Apple Sued for Purposefully Slowing Down iPhones
Have you suspected that your iPhone 6 or iPhone 7 phone has been working way too slow as it gets older, despite the fact that you have taken good care it? Well, Apple has confirmed that the company has been deliberately slowing down the operating systems on older iPhones. The company says it has been using this practice to prevent phones from shutting down due to older batteries.
Apple’s admission confirms a long held conspiracy theory among the public that the tech giant purposefully makes their products obsolete as new versions are released. The theory suggests that the frustration caused by unexpected shutdowns and poor product perforce incentivizes consumers to purchase the latest upgrade.
Users of iPhone 6, 6s, and 6s Plus made complaints about spontaneous shutdowns, even though their devices had enough power.
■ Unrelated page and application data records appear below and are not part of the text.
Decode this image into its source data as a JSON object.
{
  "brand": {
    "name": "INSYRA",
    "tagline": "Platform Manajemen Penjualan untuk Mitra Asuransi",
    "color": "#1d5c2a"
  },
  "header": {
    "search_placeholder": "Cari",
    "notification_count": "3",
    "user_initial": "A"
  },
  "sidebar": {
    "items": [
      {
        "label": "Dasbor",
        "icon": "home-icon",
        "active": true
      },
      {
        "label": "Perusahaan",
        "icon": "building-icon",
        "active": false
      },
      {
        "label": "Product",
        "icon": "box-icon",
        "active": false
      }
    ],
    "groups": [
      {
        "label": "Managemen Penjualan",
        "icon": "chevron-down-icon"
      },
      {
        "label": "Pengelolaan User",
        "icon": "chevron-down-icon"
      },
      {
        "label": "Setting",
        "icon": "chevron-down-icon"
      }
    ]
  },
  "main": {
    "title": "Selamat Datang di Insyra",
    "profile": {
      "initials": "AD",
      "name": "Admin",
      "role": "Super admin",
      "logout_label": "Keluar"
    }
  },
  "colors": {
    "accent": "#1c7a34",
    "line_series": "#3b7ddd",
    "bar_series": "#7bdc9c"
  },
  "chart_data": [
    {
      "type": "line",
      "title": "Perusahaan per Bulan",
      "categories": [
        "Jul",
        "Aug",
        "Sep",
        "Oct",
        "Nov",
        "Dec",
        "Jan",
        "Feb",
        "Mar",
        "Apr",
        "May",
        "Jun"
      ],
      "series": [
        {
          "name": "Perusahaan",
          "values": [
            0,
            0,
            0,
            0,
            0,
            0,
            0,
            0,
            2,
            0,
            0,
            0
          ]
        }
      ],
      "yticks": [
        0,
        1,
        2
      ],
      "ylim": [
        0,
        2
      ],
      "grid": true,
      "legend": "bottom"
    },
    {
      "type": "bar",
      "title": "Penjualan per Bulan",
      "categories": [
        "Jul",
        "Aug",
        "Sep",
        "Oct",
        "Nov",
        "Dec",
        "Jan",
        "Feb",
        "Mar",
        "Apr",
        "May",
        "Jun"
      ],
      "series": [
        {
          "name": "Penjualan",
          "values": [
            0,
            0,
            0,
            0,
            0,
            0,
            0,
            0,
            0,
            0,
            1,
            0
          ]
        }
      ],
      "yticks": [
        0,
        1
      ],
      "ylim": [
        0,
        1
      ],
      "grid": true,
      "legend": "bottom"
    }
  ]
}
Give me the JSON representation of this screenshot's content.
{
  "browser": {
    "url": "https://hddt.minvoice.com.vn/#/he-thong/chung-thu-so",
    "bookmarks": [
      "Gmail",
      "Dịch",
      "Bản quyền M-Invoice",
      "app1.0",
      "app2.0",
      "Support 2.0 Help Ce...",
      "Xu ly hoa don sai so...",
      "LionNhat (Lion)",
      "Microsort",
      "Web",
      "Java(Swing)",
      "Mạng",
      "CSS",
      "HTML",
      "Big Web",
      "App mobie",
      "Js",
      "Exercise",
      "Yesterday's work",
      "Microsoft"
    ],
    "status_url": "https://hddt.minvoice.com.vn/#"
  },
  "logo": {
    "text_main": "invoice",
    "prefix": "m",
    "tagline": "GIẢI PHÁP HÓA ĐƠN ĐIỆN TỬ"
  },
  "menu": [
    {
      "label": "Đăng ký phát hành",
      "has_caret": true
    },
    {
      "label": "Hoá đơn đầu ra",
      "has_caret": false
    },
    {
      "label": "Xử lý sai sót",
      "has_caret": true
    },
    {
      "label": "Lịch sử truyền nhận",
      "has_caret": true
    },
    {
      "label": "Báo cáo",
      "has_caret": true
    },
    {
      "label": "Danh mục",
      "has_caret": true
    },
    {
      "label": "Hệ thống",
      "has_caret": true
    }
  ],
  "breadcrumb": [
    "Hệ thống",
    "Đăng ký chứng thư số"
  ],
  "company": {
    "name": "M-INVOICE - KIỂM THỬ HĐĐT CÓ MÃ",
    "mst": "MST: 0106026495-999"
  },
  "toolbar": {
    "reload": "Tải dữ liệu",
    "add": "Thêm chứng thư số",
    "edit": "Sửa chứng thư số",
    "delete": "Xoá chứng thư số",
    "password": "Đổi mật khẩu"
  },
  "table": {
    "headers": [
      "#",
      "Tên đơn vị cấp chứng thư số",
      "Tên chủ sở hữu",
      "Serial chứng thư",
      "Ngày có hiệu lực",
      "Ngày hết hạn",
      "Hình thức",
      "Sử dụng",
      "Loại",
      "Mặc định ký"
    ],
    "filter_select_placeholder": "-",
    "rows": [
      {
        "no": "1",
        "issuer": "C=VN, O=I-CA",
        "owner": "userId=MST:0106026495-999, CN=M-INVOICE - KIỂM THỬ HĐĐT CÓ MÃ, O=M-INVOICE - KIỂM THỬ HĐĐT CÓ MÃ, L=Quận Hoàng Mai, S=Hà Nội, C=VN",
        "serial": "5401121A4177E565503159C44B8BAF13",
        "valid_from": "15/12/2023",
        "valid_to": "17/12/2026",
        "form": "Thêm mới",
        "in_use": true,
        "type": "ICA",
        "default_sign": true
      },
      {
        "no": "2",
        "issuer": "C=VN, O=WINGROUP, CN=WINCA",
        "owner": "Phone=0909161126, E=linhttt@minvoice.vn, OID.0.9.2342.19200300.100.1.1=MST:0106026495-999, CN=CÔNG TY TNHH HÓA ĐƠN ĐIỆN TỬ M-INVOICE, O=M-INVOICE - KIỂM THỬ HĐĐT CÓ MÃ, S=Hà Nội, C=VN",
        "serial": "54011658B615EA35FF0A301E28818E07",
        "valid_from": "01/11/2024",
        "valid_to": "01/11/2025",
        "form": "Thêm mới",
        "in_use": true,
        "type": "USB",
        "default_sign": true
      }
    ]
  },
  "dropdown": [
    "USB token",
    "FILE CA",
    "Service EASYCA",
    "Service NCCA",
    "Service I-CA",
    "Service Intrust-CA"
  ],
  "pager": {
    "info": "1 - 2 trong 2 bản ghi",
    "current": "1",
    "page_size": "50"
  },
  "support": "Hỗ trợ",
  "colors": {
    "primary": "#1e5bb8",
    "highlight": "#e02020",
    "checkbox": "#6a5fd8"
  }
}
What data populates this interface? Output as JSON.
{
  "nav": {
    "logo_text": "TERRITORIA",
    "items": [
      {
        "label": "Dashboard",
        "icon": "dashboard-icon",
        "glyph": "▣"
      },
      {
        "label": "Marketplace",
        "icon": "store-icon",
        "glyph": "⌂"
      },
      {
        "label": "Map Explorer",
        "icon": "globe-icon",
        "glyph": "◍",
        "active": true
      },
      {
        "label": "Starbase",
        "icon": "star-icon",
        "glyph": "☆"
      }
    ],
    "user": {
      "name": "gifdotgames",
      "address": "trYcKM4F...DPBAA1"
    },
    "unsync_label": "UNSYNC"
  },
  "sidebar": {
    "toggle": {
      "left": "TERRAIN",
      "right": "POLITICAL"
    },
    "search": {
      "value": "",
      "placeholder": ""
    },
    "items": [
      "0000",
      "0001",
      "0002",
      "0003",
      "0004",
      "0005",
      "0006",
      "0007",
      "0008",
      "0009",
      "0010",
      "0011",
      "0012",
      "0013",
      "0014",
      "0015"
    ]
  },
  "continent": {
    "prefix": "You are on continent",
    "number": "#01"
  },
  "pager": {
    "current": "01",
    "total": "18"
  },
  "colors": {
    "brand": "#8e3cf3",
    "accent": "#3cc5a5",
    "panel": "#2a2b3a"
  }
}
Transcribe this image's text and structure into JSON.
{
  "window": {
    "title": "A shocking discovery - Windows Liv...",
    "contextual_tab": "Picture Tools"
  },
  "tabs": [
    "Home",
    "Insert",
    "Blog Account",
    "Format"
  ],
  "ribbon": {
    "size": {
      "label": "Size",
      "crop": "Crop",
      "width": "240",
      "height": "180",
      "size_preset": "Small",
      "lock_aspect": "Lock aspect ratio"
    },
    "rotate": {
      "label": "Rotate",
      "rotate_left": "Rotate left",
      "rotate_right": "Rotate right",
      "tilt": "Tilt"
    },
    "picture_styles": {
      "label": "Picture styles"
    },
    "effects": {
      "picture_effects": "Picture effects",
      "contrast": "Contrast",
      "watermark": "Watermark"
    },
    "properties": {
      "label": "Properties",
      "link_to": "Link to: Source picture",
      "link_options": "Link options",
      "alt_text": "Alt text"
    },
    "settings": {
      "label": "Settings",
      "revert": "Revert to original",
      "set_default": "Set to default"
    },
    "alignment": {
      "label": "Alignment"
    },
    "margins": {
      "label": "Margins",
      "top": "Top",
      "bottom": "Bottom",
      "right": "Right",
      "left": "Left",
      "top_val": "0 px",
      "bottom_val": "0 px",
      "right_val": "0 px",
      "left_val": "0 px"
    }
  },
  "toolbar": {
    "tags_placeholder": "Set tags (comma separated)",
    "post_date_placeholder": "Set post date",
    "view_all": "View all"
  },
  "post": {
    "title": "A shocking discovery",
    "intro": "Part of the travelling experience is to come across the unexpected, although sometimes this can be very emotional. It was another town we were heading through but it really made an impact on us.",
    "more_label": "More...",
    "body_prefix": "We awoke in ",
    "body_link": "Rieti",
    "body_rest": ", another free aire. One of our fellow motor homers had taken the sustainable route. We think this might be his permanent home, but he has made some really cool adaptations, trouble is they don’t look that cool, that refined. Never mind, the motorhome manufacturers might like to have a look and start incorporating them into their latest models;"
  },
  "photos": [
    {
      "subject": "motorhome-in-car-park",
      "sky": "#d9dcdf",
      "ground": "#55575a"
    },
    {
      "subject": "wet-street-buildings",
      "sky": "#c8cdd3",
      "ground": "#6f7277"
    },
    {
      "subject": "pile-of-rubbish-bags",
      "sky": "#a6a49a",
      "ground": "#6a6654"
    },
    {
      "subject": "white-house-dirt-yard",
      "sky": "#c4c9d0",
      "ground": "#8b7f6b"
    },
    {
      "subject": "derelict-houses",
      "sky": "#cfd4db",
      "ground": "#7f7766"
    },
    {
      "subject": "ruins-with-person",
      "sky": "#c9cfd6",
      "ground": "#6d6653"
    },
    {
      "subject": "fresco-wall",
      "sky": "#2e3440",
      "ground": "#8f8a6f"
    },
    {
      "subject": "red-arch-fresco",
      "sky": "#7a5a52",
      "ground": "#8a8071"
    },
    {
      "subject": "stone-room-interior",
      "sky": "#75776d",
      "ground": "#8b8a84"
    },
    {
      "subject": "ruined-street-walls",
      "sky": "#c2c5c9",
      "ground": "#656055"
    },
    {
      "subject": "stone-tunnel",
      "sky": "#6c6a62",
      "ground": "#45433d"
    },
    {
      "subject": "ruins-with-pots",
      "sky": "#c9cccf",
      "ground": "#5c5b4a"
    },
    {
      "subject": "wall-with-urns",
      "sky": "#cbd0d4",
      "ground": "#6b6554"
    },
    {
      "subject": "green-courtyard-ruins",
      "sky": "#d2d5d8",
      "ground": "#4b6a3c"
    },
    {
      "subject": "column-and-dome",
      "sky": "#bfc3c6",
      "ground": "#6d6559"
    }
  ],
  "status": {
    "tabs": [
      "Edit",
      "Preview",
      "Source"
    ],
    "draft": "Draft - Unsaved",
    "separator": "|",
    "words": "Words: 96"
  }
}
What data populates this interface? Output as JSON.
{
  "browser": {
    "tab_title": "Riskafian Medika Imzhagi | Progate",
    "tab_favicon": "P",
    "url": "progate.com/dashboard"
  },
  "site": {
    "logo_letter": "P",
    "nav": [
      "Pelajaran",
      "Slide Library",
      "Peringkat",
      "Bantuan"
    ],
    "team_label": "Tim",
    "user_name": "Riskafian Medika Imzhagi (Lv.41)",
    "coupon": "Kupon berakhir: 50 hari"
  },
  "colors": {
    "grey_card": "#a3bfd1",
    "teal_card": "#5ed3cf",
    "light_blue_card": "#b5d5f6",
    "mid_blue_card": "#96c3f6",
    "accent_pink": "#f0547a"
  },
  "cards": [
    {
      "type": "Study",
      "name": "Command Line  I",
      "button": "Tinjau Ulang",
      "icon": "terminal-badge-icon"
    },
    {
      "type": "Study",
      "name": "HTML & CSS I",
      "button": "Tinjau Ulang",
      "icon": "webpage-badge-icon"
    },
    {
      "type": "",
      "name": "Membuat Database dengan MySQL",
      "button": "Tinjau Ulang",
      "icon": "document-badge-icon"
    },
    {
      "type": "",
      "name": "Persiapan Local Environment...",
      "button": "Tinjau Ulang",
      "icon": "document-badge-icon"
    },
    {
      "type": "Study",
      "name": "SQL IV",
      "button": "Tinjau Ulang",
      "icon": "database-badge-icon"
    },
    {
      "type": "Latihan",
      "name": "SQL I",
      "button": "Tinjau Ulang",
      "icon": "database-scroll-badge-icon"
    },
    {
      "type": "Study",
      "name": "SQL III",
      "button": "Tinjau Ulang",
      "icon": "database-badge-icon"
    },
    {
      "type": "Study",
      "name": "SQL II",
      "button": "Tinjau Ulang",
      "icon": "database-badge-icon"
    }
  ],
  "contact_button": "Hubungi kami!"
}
The company issued an update that fixed the shutdown issue, but caused the devices to slow down.
John Poole, the founder of Primate Labs and Geekbench developer, compared data from the performance testing Geekbench had done on users’ iPhone 6s and 7 phones. Poole analyzed data from a sample set of approximately 100,000 phones, which revealed processors did slow down after the update and that the problem was “likely to get worse as phones (and their batteries) continue to age.”
Apple released the following statement in response to the attention that Poole’s analysis gained:
“Our goal is to deliver the best experience for customers, which includes overall performance and prolonging the life of their devices. Lithium-ion batteries become less capable of supplying peak current demands when in cold conditions, have a low battery charge or as they age over time, which can result in the device unexpectedly shutting down to protect its electronic components.
Last year we released a feature for iPhone 6, iPhone 6s and iPhone SE to smooth out the instantaneous peaks only when needed to prevent the device from unexpectedly shutting down during these conditions. We’ve now extended that feature to iPhone 7 with iOS 11.2, and plan to add support for other products in the future.”
Since the news broke, Apple has been hit by multiple lawsuits from consumers for not disclosing their actions sooner. James C. Vlahakis, of Atlas Consumer Law is lead counsel in one of these class action lawsuits. If you owned one of the devices discussed in this blog, you can click here to fill out a free case review.
You can also call (312) 313-1613 to speak with our team of Chicago consumer attorneys about your legal concerns today.